      “We know the other is within us,” Glissant (1997a) writes, “and affects how we evolve and the bulk of our conceptions and the development of our sen-sibility” (p. 27)

      Creolization is crossbreeding plus unpredictability. More important still, it is, and should be seen as a process. Started in the at Plantation, creolization manifests through the evolution of the creole language: “thisunpredictable construction based on heterogeneous elements” (Glissant, 1997b: 37).

      En la Wikipedia se diferencia Creole de los lenguajes mixtos y los pidgin:

      A creole language[1][2][3] is a stable natural language developed from a mixture of different languages. While the concept is similar to that of a mixed or hybrid language, in the strict sense of the term, a mixed/hybrid language has derived from two or more languages, to such an extent that it is no longer closely related to the source languages. Creoles also differ from pidgins in that, while a pidgin has a highly simplified linguistic structure that develops as a means of establishing communication between two or more disparate language groups, a creole language is more complex, used for day-to-day purposes in a community, and acquired by children as a native language. Creole languages, therefore, have a fully developed vocabulary and system of grammar.


      The English term creole comes from French créole, which is cognate with the Spanish term criollo and Portuguese crioulo, all descending from the verb criar ('to breed' or 'to raise'), all coming from Latin creare ('to produce, create').[18] The specific sense of the term was coined in the 16th and 17th century, during the great expansion in European maritime power and trade that led to the establishment of European colonies in other continents.

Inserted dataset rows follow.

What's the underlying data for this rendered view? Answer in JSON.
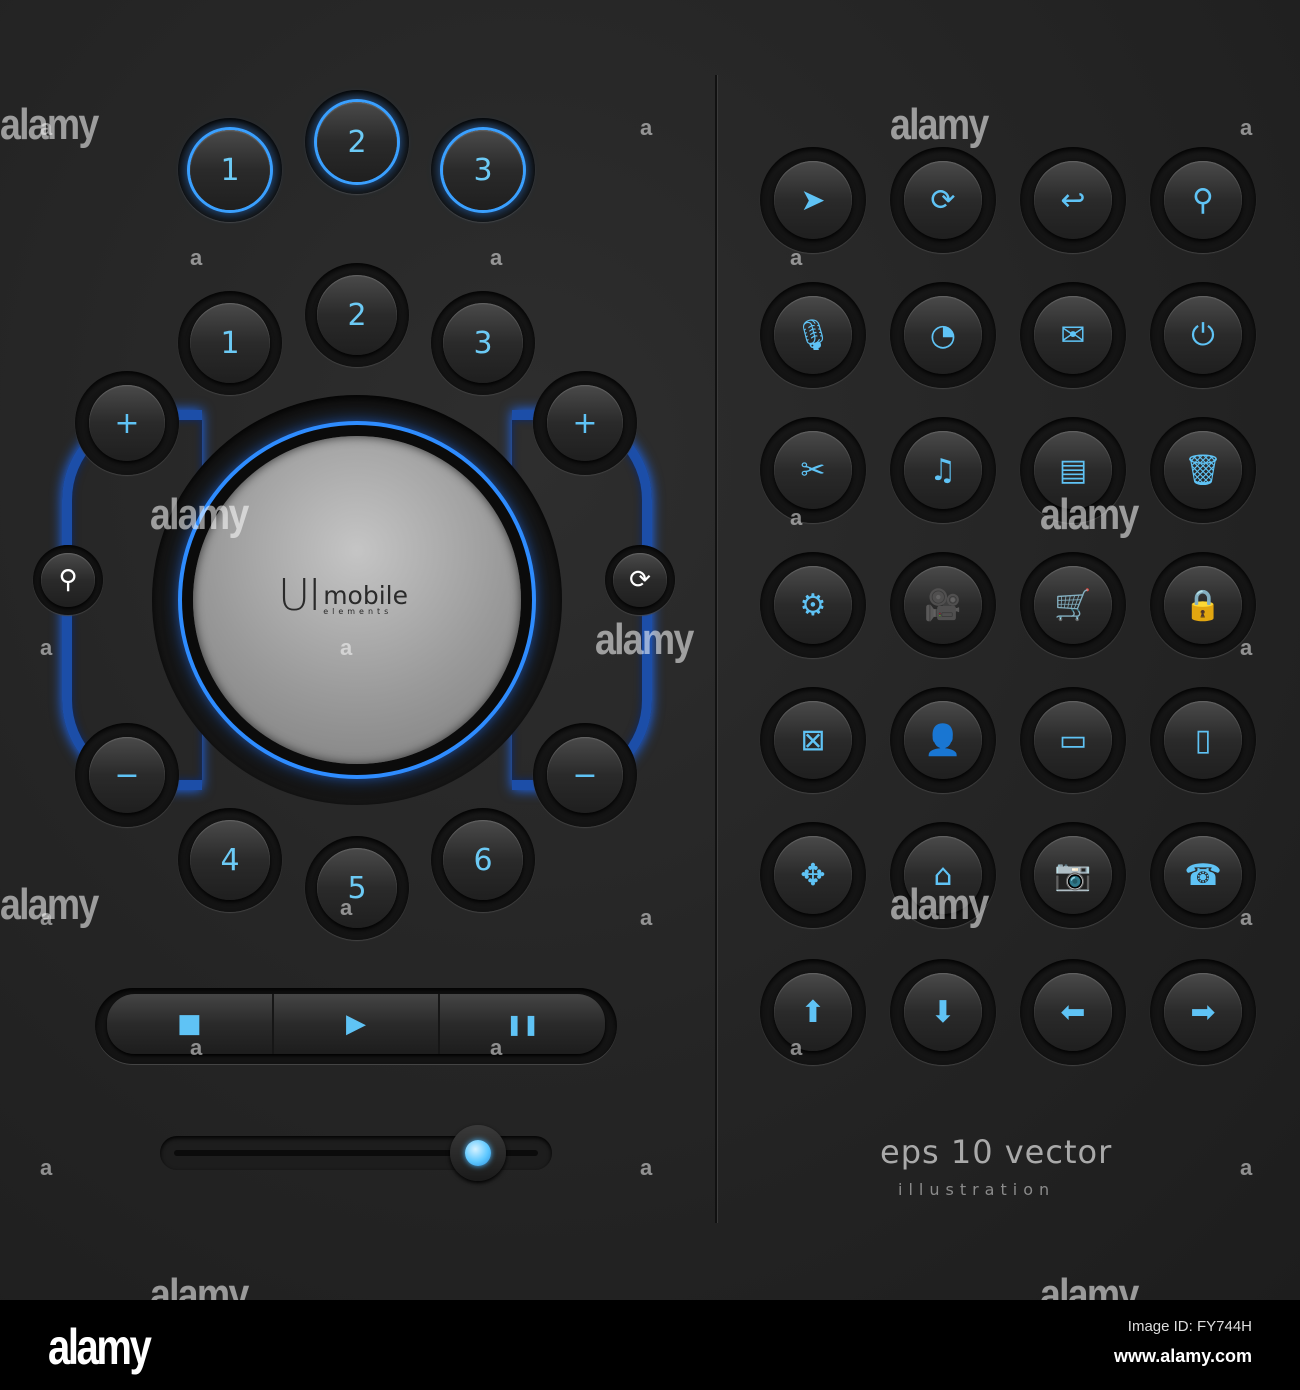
{
  "accent_color": "#5fc3f5",
  "glow_color": "#2e8cff",
  "number_buttons_glow": [
    "1",
    "2",
    "3"
  ],
  "number_buttons_top": [
    "1",
    "2",
    "3"
  ],
  "number_buttons_bottom": [
    "4",
    "5",
    "6"
  ],
  "controls": {
    "plus": "+",
    "minus": "−",
    "search_glyph": "⚲",
    "refresh_glyph": "⟳"
  },
  "center": {
    "logo_main": "UI",
    "logo_word": "mobile",
    "logo_sub": "elements"
  },
  "media": {
    "stop": "■",
    "play": "▶",
    "pause": "❚❚"
  },
  "slider": {
    "value_percent": 81
  },
  "icons": [
    {
      "name": "cursor",
      "glyph": "➤"
    },
    {
      "name": "refresh",
      "glyph": "⟳"
    },
    {
      "name": "undo",
      "glyph": "↩"
    },
    {
      "name": "search",
      "glyph": "⚲"
    },
    {
      "name": "microphone",
      "glyph": "🎙"
    },
    {
      "name": "rss",
      "glyph": "◔"
    },
    {
      "name": "mail",
      "glyph": "✉"
    },
    {
      "name": "power",
      "glyph": "⏻"
    },
    {
      "name": "tools",
      "glyph": "✂"
    },
    {
      "name": "music",
      "glyph": "♫"
    },
    {
      "name": "document",
      "glyph": "▤"
    },
    {
      "name": "trash",
      "glyph": "🗑"
    },
    {
      "name": "gear",
      "glyph": "⚙"
    },
    {
      "name": "video-camera",
      "glyph": "🎥"
    },
    {
      "name": "cart",
      "glyph": "🛒"
    },
    {
      "name": "lock",
      "glyph": "🔒"
    },
    {
      "name": "fullscreen",
      "glyph": "⊠"
    },
    {
      "name": "user",
      "glyph": "👤"
    },
    {
      "name": "battery",
      "glyph": "▭"
    },
    {
      "name": "phone-mobile",
      "glyph": "▯"
    },
    {
      "name": "move",
      "glyph": "✥"
    },
    {
      "name": "home",
      "glyph": "⌂"
    },
    {
      "name": "camera",
      "glyph": "📷"
    },
    {
      "name": "hang-up",
      "glyph": "☎"
    },
    {
      "name": "arrow-up",
      "glyph": "⬆"
    },
    {
      "name": "arrow-down",
      "glyph": "⬇"
    },
    {
      "name": "arrow-left",
      "glyph": "⬅"
    },
    {
      "name": "arrow-right",
      "glyph": "➡"
    }
  ],
  "caption": {
    "title": "eps 10 vector",
    "subtitle": "illustration"
  },
  "watermark": {
    "text": "alamy",
    "mark": "a",
    "image_id": "Image ID: FY744H",
    "url": "www.alamy.com"
  }
}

      Mufwene (2000) and Wittmann (2001) have argued further that Creole languages are structurally no different from any other language, and that Creole is in fact a sociohistoric concept (and not a linguistic one), encompassing displaced population and slavery. DeGraff & Walicek (2005) discuss creolistics in relation to colonialist ideologies, rejecting the notion that Creoles can be responsibly defined in terms of specific grammatical characteristics. They discuss the history of linguistics and nineteenth-century work that argues for the consideration of the sociohistorical contexts in which Creole languages emerged.

      Ver también:

    6. Three strategies deserve particular attention for their symbolic value: cannibalism, baroque, and creolization. Cannibalism is appropriation trough dismembering, absorption, and chemical transformation. Baroque—an infiltration strategy—is the artistic appropria-tion of spaces through filling and layering. In-between, creolization is appropriatio

      through miscegenation and unpredictable mixing. While inspired by Latin American cul-ture, these prove useful in other cultural, geographical, and historical settings.

    1. François Bar, Matthew Weber, and Francis Pisani advocate for a cul-tural model of technological appropriation drawn from Latin America. Appropriation draws attention to how users interpret, manipulate, and repurpose technology in creative and unexpected ways. Their cycle of evolution suggests cultural mechanisms of appro-priation: baroquization, creolization, and cannibalism. This new vocabulary to understand technological appropriation un-moors the notion of “hacking” from Western modernity. It encourages us to think about how users and cultures are central to a technology’s life-cycle. Beyond just signaling difference, Bar, Weber, and Pisani suggest that innovation on the periphery is a powerful process that merits consideration.